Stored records

———

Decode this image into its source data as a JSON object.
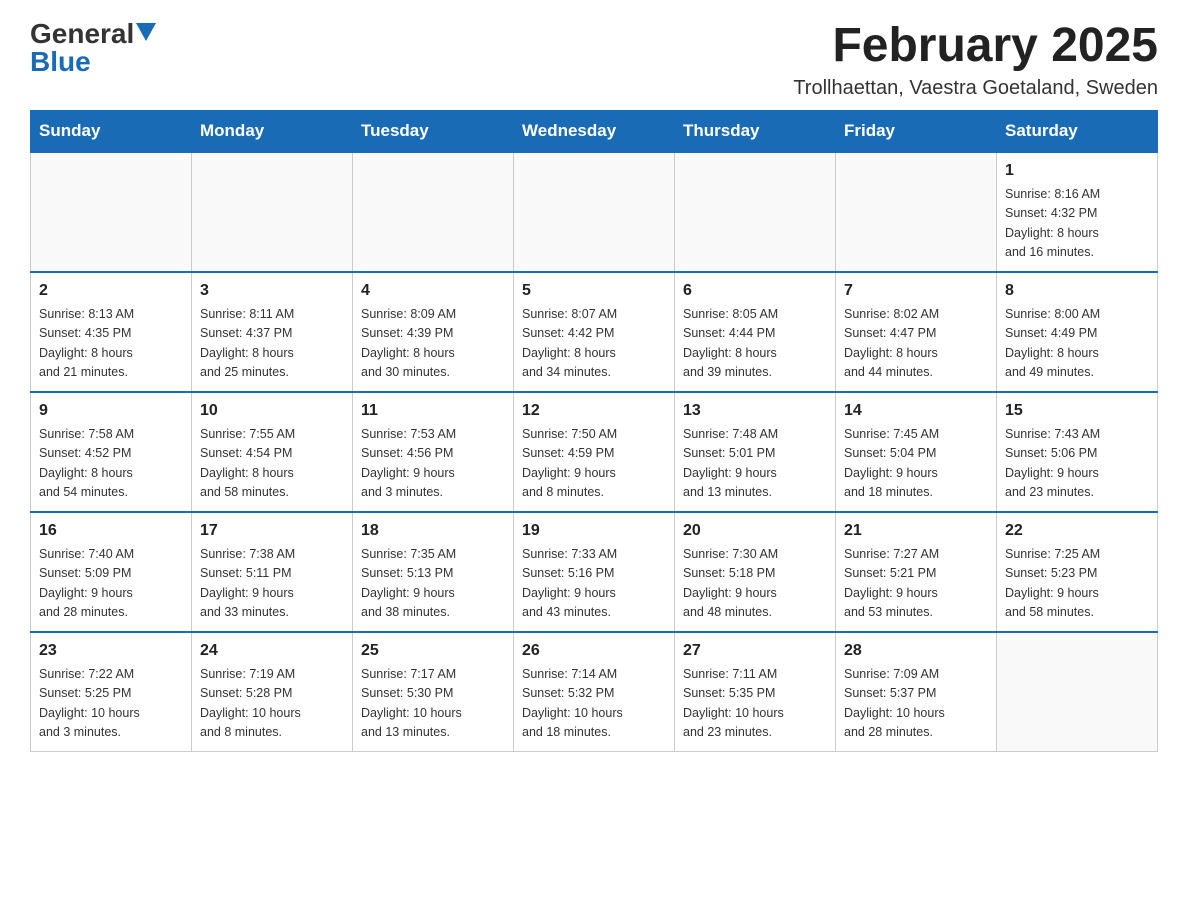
{
  "logo": {
    "general": "General",
    "blue": "Blue",
    "triangle": "▼"
  },
  "header": {
    "month_title": "February 2025",
    "location": "Trollhaettan, Vaestra Goetaland, Sweden"
  },
  "weekdays": [
    "Sunday",
    "Monday",
    "Tuesday",
    "Wednesday",
    "Thursday",
    "Friday",
    "Saturday"
  ],
  "weeks": [
    [
      {
        "day": "",
        "info": ""
      },
      {
        "day": "",
        "info": ""
      },
      {
        "day": "",
        "info": ""
      },
      {
        "day": "",
        "info": ""
      },
      {
        "day": "",
        "info": ""
      },
      {
        "day": "",
        "info": ""
      },
      {
        "day": "1",
        "info": "Sunrise: 8:16 AM\nSunset: 4:32 PM\nDaylight: 8 hours\nand 16 minutes."
      }
    ],
    [
      {
        "day": "2",
        "info": "Sunrise: 8:13 AM\nSunset: 4:35 PM\nDaylight: 8 hours\nand 21 minutes."
      },
      {
        "day": "3",
        "info": "Sunrise: 8:11 AM\nSunset: 4:37 PM\nDaylight: 8 hours\nand 25 minutes."
      },
      {
        "day": "4",
        "info": "Sunrise: 8:09 AM\nSunset: 4:39 PM\nDaylight: 8 hours\nand 30 minutes."
      },
      {
        "day": "5",
        "info": "Sunrise: 8:07 AM\nSunset: 4:42 PM\nDaylight: 8 hours\nand 34 minutes."
      },
      {
        "day": "6",
        "info": "Sunrise: 8:05 AM\nSunset: 4:44 PM\nDaylight: 8 hours\nand 39 minutes."
      },
      {
        "day": "7",
        "info": "Sunrise: 8:02 AM\nSunset: 4:47 PM\nDaylight: 8 hours\nand 44 minutes."
      },
      {
        "day": "8",
        "info": "Sunrise: 8:00 AM\nSunset: 4:49 PM\nDaylight: 8 hours\nand 49 minutes."
      }
    ],
    [
      {
        "day": "9",
        "info": "Sunrise: 7:58 AM\nSunset: 4:52 PM\nDaylight: 8 hours\nand 54 minutes."
      },
      {
        "day": "10",
        "info": "Sunrise: 7:55 AM\nSunset: 4:54 PM\nDaylight: 8 hours\nand 58 minutes."
      },
      {
        "day": "11",
        "info": "Sunrise: 7:53 AM\nSunset: 4:56 PM\nDaylight: 9 hours\nand 3 minutes."
      },
      {
        "day": "12",
        "info": "Sunrise: 7:50 AM\nSunset: 4:59 PM\nDaylight: 9 hours\nand 8 minutes."
      },
      {
        "day": "13",
        "info": "Sunrise: 7:48 AM\nSunset: 5:01 PM\nDaylight: 9 hours\nand 13 minutes."
      },
      {
        "day": "14",
        "info": "Sunrise: 7:45 AM\nSunset: 5:04 PM\nDaylight: 9 hours\nand 18 minutes."
      },
      {
        "day": "15",
        "info": "Sunrise: 7:43 AM\nSunset: 5:06 PM\nDaylight: 9 hours\nand 23 minutes."
      }
    ],
    [
      {
        "day": "16",
        "info": "Sunrise: 7:40 AM\nSunset: 5:09 PM\nDaylight: 9 hours\nand 28 minutes."
      },
      {
        "day": "17",
        "info": "Sunrise: 7:38 AM\nSunset: 5:11 PM\nDaylight: 9 hours\nand 33 minutes."
      },
      {
        "day": "18",
        "info": "Sunrise: 7:35 AM\nSunset: 5:13 PM\nDaylight: 9 hours\nand 38 minutes."
      },
      {
        "day": "19",
        "info": "Sunrise: 7:33 AM\nSunset: 5:16 PM\nDaylight: 9 hours\nand 43 minutes."
      },
      {
        "day": "20",
        "info": "Sunrise: 7:30 AM\nSunset: 5:18 PM\nDaylight: 9 hours\nand 48 minutes."
      },
      {
        "day": "21",
        "info": "Sunrise: 7:27 AM\nSunset: 5:21 PM\nDaylight: 9 hours\nand 53 minutes."
      },
      {
        "day": "22",
        "info": "Sunrise: 7:25 AM\nSunset: 5:23 PM\nDaylight: 9 hours\nand 58 minutes."
      }
    ],
    [
      {
        "day": "23",
        "info": "Sunrise: 7:22 AM\nSunset: 5:25 PM\nDaylight: 10 hours\nand 3 minutes."
      },
      {
        "day": "24",
        "info": "Sunrise: 7:19 AM\nSunset: 5:28 PM\nDaylight: 10 hours\nand 8 minutes."
      },
      {
        "day": "25",
        "info": "Sunrise: 7:17 AM\nSunset: 5:30 PM\nDaylight: 10 hours\nand 13 minutes."
      },
      {
        "day": "26",
        "info": "Sunrise: 7:14 AM\nSunset: 5:32 PM\nDaylight: 10 hours\nand 18 minutes."
      },
      {
        "day": "27",
        "info": "Sunrise: 7:11 AM\nSunset: 5:35 PM\nDaylight: 10 hours\nand 23 minutes."
      },
      {
        "day": "28",
        "info": "Sunrise: 7:09 AM\nSunset: 5:37 PM\nDaylight: 10 hours\nand 28 minutes."
      },
      {
        "day": "",
        "info": ""
      }
    ]
  ]
}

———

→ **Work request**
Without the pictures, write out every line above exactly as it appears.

→ **Result**
Decode this image into its source data as a JSON object.
{
  "logo": {
    "general": "General",
    "blue": "Blue",
    "triangle": "▼"
  },
  "header": {
    "month_title": "February 2025",
    "location": "Trollhaettan, Vaestra Goetaland, Sweden"
  },
  "weekdays": [
    "Sunday",
    "Monday",
    "Tuesday",
    "Wednesday",
    "Thursday",
    "Friday",
    "Saturday"
  ],
  "weeks": [
    [
      {
        "day": "",
        "info": ""
      },
      {
        "day": "",
        "info": ""
      },
      {
        "day": "",
        "info": ""
      },
      {
        "day": "",
        "info": ""
      },
      {
        "day": "",
        "info": ""
      },
      {
        "day": "",
        "info": ""
      },
      {
        "day": "1",
        "info": "Sunrise: 8:16 AM\nSunset: 4:32 PM\nDaylight: 8 hours\nand 16 minutes."
      }
    ],
    [
      {
        "day": "2",
        "info": "Sunrise: 8:13 AM\nSunset: 4:35 PM\nDaylight: 8 hours\nand 21 minutes."
      },
      {
        "day": "3",
        "info": "Sunrise: 8:11 AM\nSunset: 4:37 PM\nDaylight: 8 hours\nand 25 minutes."
      },
      {
        "day": "4",
        "info": "Sunrise: 8:09 AM\nSunset: 4:39 PM\nDaylight: 8 hours\nand 30 minutes."
      },
      {
        "day": "5",
        "info": "Sunrise: 8:07 AM\nSunset: 4:42 PM\nDaylight: 8 hours\nand 34 minutes."
      },
      {
        "day": "6",
        "info": "Sunrise: 8:05 AM\nSunset: 4:44 PM\nDaylight: 8 hours\nand 39 minutes."
      },
      {
        "day": "7",
        "info": "Sunrise: 8:02 AM\nSunset: 4:47 PM\nDaylight: 8 hours\nand 44 minutes."
      },
      {
        "day": "8",
        "info": "Sunrise: 8:00 AM\nSunset: 4:49 PM\nDaylight: 8 hours\nand 49 minutes."
      }
    ],
    [
      {
        "day": "9",
        "info": "Sunrise: 7:58 AM\nSunset: 4:52 PM\nDaylight: 8 hours\nand 54 minutes."
      },
      {
        "day": "10",
        "info": "Sunrise: 7:55 AM\nSunset: 4:54 PM\nDaylight: 8 hours\nand 58 minutes."
      },
      {
        "day": "11",
        "info": "Sunrise: 7:53 AM\nSunset: 4:56 PM\nDaylight: 9 hours\nand 3 minutes."
      },
      {
        "day": "12",
        "info": "Sunrise: 7:50 AM\nSunset: 4:59 PM\nDaylight: 9 hours\nand 8 minutes."
      },
      {
        "day": "13",
        "info": "Sunrise: 7:48 AM\nSunset: 5:01 PM\nDaylight: 9 hours\nand 13 minutes."
      },
      {
        "day": "14",
        "info": "Sunrise: 7:45 AM\nSunset: 5:04 PM\nDaylight: 9 hours\nand 18 minutes."
      },
      {
        "day": "15",
        "info": "Sunrise: 7:43 AM\nSunset: 5:06 PM\nDaylight: 9 hours\nand 23 minutes."
      }
    ],
    [
      {
        "day": "16",
        "info": "Sunrise: 7:40 AM\nSunset: 5:09 PM\nDaylight: 9 hours\nand 28 minutes."
      },
      {
        "day": "17",
        "info": "Sunrise: 7:38 AM\nSunset: 5:11 PM\nDaylight: 9 hours\nand 33 minutes."
      },
      {
        "day": "18",
        "info": "Sunrise: 7:35 AM\nSunset: 5:13 PM\nDaylight: 9 hours\nand 38 minutes."
      },
      {
        "day": "19",
        "info": "Sunrise: 7:33 AM\nSunset: 5:16 PM\nDaylight: 9 hours\nand 43 minutes."
      },
      {
        "day": "20",
        "info": "Sunrise: 7:30 AM\nSunset: 5:18 PM\nDaylight: 9 hours\nand 48 minutes."
      },
      {
        "day": "21",
        "info": "Sunrise: 7:27 AM\nSunset: 5:21 PM\nDaylight: 9 hours\nand 53 minutes."
      },
      {
        "day": "22",
        "info": "Sunrise: 7:25 AM\nSunset: 5:23 PM\nDaylight: 9 hours\nand 58 minutes."
      }
    ],
    [
      {
        "day": "23",
        "info": "Sunrise: 7:22 AM\nSunset: 5:25 PM\nDaylight: 10 hours\nand 3 minutes."
      },
      {
        "day": "24",
        "info": "Sunrise: 7:19 AM\nSunset: 5:28 PM\nDaylight: 10 hours\nand 8 minutes."
      },
      {
        "day": "25",
        "info": "Sunrise: 7:17 AM\nSunset: 5:30 PM\nDaylight: 10 hours\nand 13 minutes."
      },
      {
        "day": "26",
        "info": "Sunrise: 7:14 AM\nSunset: 5:32 PM\nDaylight: 10 hours\nand 18 minutes."
      },
      {
        "day": "27",
        "info": "Sunrise: 7:11 AM\nSunset: 5:35 PM\nDaylight: 10 hours\nand 23 minutes."
      },
      {
        "day": "28",
        "info": "Sunrise: 7:09 AM\nSunset: 5:37 PM\nDaylight: 10 hours\nand 28 minutes."
      },
      {
        "day": "",
        "info": ""
      }
    ]
  ]
}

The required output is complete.